When I went to college, my dad put together a little “tool kit” for me — and it included that little hammer. I’ve kept it ever since. Although Tom has quite a collection of hammers in different sizes and for different purposes, I always prefer my little hammer whenever I have any hammering to do.

It’s old. It’s worn out. I can’t part with it. (And I still use it.)


This strainer, oh it is a sad little piece of equipment. This strainer was part of a wedding shower gift for me – back in 1981. It was part of a set similar to the one my mom received — although not nearly as well made. Certainly not made to last. The handle is plastic with a “veggie decal” stuck on, and the only companion piece that remains is my potato masher. (The strainer and the potato masher remain because they didn’t get much use in my kitchen.) As you can see, this strainer is rusty and badly smooshed . . . and really kinda gross looking.

Over the years, I haven’t really had much call for using a small strainer like this, so mostly it just sits toward the back of my utensil drawer. Just in case. Once, Tom used it to help retrieve one of my contact lenses from the drain in the bathroom sink. I’ve used it to strain lemon seeds from the juices sometimes. And I use it now and then to sprinkle powdered sugar over baked goods. It’s ugly. But it still serves a purpose. I have a bigger strainer — newer, more substantial, not rusty. But I keep this little, rusty one around, too.

It’s old. It’s worn out. And for some reason, I can’t seem to part with it. (And I do still use it.) (Just not very often.)

One person’s junk; another person’s treasure!


How about you? What old, worn-out thing do you have in your life . . . that you just can’t bear to part with?


Thanks for visiting the Museum of Me. Watch for new exhibits . . . on the 2nd Friday of each month. If you’re a blogger and you’d like to create a Museum of Me along with me on your own blog, let me know.

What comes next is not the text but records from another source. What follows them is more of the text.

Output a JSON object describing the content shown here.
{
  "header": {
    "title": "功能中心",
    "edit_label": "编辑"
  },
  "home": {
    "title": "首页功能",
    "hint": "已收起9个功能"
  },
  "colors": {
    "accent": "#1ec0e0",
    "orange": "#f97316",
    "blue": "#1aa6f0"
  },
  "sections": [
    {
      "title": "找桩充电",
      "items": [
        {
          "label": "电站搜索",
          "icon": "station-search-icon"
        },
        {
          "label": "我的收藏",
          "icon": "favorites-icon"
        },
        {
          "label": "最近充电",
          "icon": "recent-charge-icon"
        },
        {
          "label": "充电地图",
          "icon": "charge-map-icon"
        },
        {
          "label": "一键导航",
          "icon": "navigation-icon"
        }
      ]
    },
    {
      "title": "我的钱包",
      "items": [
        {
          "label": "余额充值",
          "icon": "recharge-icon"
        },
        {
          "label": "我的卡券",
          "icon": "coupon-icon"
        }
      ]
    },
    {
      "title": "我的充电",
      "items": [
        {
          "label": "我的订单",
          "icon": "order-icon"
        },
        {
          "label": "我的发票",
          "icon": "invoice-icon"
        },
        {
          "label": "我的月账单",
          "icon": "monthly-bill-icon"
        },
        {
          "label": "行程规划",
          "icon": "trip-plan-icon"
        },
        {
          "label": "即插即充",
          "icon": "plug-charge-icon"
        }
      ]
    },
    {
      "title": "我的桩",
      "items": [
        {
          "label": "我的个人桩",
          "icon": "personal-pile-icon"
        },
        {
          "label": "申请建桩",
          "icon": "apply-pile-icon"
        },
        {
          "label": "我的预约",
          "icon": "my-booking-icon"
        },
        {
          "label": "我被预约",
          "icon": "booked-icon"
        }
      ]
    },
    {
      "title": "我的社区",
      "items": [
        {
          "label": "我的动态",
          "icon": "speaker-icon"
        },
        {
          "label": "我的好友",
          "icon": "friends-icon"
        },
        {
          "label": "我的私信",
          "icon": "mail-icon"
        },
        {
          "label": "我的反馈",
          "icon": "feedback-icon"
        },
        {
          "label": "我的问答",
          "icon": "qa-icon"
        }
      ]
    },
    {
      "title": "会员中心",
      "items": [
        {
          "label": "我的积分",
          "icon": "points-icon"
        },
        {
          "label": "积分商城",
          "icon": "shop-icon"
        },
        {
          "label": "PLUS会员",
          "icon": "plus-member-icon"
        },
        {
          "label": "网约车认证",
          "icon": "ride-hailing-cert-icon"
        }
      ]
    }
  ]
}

I’ll send you our “exhibit schedule” (a list of monthly prompts) and we can tell our stories together.